Reports of potential fraud in COVID-19 PPP continue to mount

The federal government continues to be flooded with reports of potential fraud in the Paycheck Protection Program — intended to give small businesses struggling because of the COVID-19 pandemic a helping hand — according to a report Sunday.

Congress passed the program to give small businesses access to taxpayer funds, but the Small Business Administration’s inspector general said tens of thousands of companies that received the PPP loans appear to have been ineligible, the Wall Street Journal reported.

Some corporations that were created after the pandemic began received a slice of the approximately $525 billion in loans, as did companies that exceeded the 500-employees-or-fewer workplace limits and those included on the federal “Do Not Pay” database because they owed tax money.

Many firms received more money than they were eligible for based on their number of employees and rates of compensation, the report said.

About 5.2 million companies received the PPP loans between April 3 and Aug. 8.

Banks and the government allowed companies to self-certify that they qualified — and there was little vetting.

In September, the Treasury Department said it received 2,495 suspicious activity reports involving business loans from banks and other lending institutions — more than any year going back to 2014, the report said.

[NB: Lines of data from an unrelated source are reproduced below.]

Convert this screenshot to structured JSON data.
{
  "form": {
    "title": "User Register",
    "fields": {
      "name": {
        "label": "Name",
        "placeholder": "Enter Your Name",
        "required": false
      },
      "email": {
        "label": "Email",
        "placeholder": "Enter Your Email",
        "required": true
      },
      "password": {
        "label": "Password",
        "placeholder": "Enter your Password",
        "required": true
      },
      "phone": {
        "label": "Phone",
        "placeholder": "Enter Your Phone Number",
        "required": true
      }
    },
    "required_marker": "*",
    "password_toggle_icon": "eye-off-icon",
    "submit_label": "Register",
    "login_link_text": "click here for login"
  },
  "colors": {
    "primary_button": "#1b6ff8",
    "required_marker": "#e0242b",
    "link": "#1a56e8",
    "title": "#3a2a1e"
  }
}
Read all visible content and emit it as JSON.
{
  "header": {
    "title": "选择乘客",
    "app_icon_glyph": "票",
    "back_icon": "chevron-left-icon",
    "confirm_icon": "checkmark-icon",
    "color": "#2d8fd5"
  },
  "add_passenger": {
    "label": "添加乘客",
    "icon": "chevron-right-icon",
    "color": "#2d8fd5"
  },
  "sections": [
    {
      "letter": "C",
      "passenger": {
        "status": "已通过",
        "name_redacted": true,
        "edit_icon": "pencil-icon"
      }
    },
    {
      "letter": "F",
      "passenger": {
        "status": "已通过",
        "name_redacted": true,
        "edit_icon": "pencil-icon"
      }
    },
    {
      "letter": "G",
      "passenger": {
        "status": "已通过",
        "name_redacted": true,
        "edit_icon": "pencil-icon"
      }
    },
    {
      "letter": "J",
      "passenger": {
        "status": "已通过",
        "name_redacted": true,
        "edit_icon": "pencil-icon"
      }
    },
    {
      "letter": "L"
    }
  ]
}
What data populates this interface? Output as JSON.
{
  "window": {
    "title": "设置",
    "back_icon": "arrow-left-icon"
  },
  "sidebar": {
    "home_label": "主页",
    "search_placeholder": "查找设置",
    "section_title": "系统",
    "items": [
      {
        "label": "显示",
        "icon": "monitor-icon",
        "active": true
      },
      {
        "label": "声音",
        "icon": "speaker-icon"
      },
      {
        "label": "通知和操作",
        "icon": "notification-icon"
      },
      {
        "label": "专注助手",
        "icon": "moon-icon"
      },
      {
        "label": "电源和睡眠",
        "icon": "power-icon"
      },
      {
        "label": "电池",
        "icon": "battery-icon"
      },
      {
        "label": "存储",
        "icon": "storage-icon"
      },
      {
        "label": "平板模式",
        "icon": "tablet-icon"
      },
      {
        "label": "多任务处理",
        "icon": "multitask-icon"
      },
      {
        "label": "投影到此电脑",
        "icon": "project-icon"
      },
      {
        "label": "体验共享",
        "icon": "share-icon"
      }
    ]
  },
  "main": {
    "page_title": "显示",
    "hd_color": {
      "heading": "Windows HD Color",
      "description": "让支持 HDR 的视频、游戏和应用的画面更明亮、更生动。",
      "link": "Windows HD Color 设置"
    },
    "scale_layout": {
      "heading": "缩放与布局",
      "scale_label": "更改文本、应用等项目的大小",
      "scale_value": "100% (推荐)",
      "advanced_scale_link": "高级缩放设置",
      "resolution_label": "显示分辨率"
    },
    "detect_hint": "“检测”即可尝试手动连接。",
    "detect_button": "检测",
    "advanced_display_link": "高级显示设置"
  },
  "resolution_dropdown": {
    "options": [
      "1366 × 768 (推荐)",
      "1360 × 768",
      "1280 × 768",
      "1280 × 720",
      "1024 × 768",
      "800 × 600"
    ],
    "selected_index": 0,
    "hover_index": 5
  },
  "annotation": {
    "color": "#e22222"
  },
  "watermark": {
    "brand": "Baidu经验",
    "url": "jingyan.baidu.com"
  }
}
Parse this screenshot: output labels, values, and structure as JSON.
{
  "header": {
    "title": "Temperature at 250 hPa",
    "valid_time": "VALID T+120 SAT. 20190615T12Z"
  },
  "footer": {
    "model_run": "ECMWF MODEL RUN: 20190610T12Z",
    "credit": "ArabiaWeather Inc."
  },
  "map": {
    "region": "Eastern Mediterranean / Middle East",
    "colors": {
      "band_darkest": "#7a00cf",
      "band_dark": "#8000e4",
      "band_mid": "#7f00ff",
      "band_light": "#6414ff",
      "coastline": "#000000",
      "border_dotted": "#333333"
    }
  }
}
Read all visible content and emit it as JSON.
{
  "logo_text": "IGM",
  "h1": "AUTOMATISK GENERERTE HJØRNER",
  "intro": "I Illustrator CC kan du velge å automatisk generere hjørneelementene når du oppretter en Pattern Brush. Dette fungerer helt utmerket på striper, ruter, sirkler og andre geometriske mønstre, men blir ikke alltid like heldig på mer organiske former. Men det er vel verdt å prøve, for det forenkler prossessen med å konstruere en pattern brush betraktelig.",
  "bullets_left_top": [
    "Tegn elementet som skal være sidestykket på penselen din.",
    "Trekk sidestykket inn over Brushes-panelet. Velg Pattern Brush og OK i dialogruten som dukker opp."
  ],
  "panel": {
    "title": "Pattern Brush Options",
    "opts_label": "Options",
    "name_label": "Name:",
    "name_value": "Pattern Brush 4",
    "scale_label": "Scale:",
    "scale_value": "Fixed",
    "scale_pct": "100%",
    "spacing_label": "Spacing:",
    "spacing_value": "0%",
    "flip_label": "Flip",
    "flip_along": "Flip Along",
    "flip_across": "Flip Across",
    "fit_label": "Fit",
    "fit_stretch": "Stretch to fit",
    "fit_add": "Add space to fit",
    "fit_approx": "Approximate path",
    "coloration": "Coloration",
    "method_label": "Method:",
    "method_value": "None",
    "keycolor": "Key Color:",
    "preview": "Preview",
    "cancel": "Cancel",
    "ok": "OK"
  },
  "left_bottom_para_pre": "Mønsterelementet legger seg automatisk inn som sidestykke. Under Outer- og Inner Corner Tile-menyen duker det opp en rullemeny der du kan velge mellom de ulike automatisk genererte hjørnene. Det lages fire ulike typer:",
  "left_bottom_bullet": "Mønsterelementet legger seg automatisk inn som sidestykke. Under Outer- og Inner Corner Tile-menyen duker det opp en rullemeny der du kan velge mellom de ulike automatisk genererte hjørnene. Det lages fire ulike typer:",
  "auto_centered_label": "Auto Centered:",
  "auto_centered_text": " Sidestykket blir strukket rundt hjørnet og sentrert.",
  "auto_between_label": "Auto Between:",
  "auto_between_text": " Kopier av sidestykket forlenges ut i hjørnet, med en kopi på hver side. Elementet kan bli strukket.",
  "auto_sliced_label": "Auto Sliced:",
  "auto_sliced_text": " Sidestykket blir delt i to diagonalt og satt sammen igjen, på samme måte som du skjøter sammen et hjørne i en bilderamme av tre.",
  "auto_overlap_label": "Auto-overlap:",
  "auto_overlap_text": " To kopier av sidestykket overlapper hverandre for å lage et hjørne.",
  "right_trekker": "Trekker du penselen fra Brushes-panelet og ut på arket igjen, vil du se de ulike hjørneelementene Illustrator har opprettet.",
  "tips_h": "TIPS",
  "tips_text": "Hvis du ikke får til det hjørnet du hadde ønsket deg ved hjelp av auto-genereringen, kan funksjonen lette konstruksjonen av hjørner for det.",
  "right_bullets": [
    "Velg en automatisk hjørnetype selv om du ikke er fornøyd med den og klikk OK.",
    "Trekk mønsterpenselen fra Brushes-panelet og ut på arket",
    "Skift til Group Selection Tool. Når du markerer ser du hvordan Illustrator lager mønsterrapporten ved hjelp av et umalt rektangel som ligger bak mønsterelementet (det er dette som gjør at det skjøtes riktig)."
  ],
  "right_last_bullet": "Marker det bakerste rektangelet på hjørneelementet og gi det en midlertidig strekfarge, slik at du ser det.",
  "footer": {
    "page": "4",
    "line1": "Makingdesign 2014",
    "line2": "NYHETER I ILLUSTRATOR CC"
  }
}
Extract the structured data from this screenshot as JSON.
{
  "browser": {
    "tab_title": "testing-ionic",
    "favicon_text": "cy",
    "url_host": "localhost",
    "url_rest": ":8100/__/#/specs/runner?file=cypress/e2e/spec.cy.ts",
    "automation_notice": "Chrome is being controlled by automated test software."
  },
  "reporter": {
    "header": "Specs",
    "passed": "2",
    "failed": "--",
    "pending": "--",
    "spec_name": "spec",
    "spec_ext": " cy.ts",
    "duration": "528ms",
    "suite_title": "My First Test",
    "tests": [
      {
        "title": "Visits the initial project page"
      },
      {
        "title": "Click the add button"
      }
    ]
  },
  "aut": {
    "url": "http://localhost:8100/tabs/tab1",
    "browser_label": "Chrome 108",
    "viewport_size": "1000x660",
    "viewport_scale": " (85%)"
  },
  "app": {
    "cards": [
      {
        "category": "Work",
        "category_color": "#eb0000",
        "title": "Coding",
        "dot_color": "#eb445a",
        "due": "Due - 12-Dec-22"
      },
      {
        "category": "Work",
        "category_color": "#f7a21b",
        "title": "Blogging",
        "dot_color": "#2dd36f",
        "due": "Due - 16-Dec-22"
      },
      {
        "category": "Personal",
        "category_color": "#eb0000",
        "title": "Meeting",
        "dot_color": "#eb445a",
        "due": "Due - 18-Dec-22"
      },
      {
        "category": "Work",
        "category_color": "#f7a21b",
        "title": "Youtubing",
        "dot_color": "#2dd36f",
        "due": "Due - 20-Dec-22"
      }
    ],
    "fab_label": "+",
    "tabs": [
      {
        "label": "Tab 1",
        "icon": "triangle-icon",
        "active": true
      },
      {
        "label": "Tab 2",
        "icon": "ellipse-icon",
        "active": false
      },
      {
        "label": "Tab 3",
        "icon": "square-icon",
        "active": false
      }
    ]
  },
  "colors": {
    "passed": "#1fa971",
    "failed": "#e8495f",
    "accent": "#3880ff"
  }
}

Several hundred investigations have also been launched that involve nearly 500 suspects and hundreds of millions of dollars in loans, the FBI said, according to the report.